(ABOUT THIS EXERCISE) Would you write out the data below exactly, with every line intact?
** DATA PROVIDED follows **
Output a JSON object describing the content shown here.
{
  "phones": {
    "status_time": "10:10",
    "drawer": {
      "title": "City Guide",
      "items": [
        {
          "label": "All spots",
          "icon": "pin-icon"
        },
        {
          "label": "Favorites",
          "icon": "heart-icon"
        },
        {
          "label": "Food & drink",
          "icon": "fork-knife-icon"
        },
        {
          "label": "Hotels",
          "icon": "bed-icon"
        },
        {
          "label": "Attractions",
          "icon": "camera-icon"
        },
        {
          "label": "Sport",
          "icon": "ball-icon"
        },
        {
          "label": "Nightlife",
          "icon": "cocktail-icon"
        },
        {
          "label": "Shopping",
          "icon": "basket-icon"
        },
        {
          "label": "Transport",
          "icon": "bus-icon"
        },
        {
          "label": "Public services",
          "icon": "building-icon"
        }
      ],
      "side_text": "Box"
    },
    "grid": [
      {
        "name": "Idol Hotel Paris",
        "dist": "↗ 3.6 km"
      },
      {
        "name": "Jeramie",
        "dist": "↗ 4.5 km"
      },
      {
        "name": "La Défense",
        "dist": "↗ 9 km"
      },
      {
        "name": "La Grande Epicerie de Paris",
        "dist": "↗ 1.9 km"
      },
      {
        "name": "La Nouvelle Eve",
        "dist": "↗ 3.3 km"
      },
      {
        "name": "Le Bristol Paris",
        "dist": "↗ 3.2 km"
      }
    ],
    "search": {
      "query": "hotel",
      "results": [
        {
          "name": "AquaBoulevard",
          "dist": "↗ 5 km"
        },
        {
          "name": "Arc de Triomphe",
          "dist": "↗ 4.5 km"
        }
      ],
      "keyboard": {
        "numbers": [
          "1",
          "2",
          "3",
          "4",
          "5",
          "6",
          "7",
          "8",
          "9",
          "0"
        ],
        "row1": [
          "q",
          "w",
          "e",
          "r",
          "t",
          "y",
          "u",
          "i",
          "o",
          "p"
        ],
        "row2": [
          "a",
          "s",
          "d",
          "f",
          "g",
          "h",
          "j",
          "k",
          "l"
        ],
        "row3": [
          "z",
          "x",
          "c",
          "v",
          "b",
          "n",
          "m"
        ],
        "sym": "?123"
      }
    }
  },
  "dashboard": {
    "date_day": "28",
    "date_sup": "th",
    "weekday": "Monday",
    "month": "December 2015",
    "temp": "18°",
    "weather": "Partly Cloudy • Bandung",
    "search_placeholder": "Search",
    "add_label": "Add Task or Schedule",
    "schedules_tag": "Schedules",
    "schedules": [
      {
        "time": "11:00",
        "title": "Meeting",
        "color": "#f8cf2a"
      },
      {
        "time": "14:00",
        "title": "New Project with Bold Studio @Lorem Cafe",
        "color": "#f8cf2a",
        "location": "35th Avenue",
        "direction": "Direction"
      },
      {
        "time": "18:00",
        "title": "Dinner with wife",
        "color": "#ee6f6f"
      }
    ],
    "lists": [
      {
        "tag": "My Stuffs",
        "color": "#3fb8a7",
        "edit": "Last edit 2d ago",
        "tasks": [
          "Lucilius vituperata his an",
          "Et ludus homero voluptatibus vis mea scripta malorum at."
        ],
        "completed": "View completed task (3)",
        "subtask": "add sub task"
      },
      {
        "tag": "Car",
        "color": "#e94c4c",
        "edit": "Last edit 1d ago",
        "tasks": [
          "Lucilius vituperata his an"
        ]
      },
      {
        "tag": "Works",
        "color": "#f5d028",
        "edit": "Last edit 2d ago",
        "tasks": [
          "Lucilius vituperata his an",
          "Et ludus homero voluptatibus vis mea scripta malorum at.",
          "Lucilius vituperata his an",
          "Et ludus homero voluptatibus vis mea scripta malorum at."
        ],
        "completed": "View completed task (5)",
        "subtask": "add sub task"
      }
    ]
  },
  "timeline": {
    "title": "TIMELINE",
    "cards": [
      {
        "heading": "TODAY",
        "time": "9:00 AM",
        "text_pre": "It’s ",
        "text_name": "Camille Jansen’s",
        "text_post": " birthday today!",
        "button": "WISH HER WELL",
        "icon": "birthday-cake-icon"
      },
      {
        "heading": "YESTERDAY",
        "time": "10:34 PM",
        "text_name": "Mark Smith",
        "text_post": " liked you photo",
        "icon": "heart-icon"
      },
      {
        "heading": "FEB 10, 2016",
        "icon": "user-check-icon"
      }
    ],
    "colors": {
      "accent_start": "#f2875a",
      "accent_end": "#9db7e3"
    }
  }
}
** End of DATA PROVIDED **
(EXERCISE RESULT)
Output a JSON object describing the content shown here.
{
  "phones": {
    "status_time": "10:10",
    "drawer": {
      "title": "City Guide",
      "items": [
        {
          "label": "All spots",
          "icon": "pin-icon"
        },
        {
          "label": "Favorites",
          "icon": "heart-icon"
        },
        {
          "label": "Food & drink",
          "icon": "fork-knife-icon"
        },
        {
          "label": "Hotels",
          "icon": "bed-icon"
        },
        {
          "label": "Attractions",
          "icon": "camera-icon"
        },
        {
          "label": "Sport",
          "icon": "ball-icon"
        },
        {
          "label": "Nightlife",
          "icon": "cocktail-icon"
        },
        {
          "label": "Shopping",
          "icon": "basket-icon"
        },
        {
          "label": "Transport",
          "icon": "bus-icon"
        },
        {
          "label": "Public services",
          "icon": "building-icon"
        }
      ],
      "side_text": "Box"
    },
    "grid": [
      {
        "name": "Idol Hotel Paris",
        "dist": "↗ 3.6 km"
      },
      {
        "name": "Jeramie",
        "dist": "↗ 4.5 km"
      },
      {
        "name": "La Défense",
        "dist": "↗ 9 km"
      },
      {
        "name": "La Grande Epicerie de Paris",
        "dist": "↗ 1.9 km"
      },
      {
        "name": "La Nouvelle Eve",
        "dist": "↗ 3.3 km"
      },
      {
        "name": "Le Bristol Paris",
        "dist": "↗ 3.2 km"
      }
    ],
    "search": {
      "query": "hotel",
      "results": [
        {
          "name": "AquaBoulevard",
          "dist": "↗ 5 km"
        },
        {
          "name": "Arc de Triomphe",
          "dist": "↗ 4.5 km"
        }
      ],
      "keyboard": {
        "numbers": [
          "1",
          "2",
          "3",
          "4",
          "5",
          "6",
          "7",
          "8",
          "9",
          "0"
        ],
        "row1": [
          "q",
          "w",
          "e",
          "r",
          "t",
          "y",
          "u",
          "i",
          "o",
          "p"
        ],
        "row2": [
          "a",
          "s",
          "d",
          "f",
          "g",
          "h",
          "j",
          "k",
          "l"
        ],
        "row3": [
          "z",
          "x",
          "c",
          "v",
          "b",
          "n",
          "m"
        ],
        "sym": "?123"
      }
    }
  },
  "dashboard": {
    "date_day": "28",
    "date_sup": "th",
    "weekday": "Monday",
    "month": "December 2015",
    "temp": "18°",
    "weather": "Partly Cloudy • Bandung",
    "search_placeholder": "Search",
    "add_label": "Add Task or Schedule",
    "schedules_tag": "Schedules",
    "schedules": [
      {
        "time": "11:00",
        "title": "Meeting",
        "color": "#f8cf2a"
      },
      {
        "time": "14:00",
        "title": "New Project with Bold Studio @Lorem Cafe",
        "color": "#f8cf2a",
        "location": "35th Avenue",
        "direction": "Direction"
      },
      {
        "time": "18:00",
        "title": "Dinner with wife",
        "color": "#ee6f6f"
      }
    ],
    "lists": [
      {
        "tag": "My Stuffs",
        "color": "#3fb8a7",
        "edit": "Last edit 2d ago",
        "tasks": [
          "Lucilius vituperata his an",
          "Et ludus homero voluptatibus vis mea scripta malorum at."
        ],
        "completed": "View completed task (3)",
        "subtask": "add sub task"
      },
      {
        "tag": "Car",
        "color": "#e94c4c",
        "edit": "Last edit 1d ago",
        "tasks": [
          "Lucilius vituperata his an"
        ]
      },
      {
        "tag": "Works",
        "color": "#f5d028",
        "edit": "Last edit 2d ago",
        "tasks": [
          "Lucilius vituperata his an",
          "Et ludus homero voluptatibus vis mea scripta malorum at.",
          "Lucilius vituperata his an",
          "Et ludus homero voluptatibus vis mea scripta malorum at."
        ],
        "completed": "View completed task (5)",
        "subtask": "add sub task"
      }
    ]
  },
  "timeline": {
    "title": "TIMELINE",
    "cards": [
      {
        "heading": "TODAY",
        "time": "9:00 AM",
        "text_pre": "It’s ",
        "text_name": "Camille Jansen’s",
        "text_post": " birthday today!",
        "button": "WISH HER WELL",
        "icon": "birthday-cake-icon"
      },
      {
        "heading": "YESTERDAY",
        "time": "10:34 PM",
        "text_name": "Mark Smith",
        "text_post": " liked you photo",
        "icon": "heart-icon"
      },
      {
        "heading": "FEB 10, 2016",
        "icon": "user-check-icon"
      }
    ],
    "colors": {
      "accent_start": "#f2875a",
      "accent_end": "#9db7e3"
    }
  }
}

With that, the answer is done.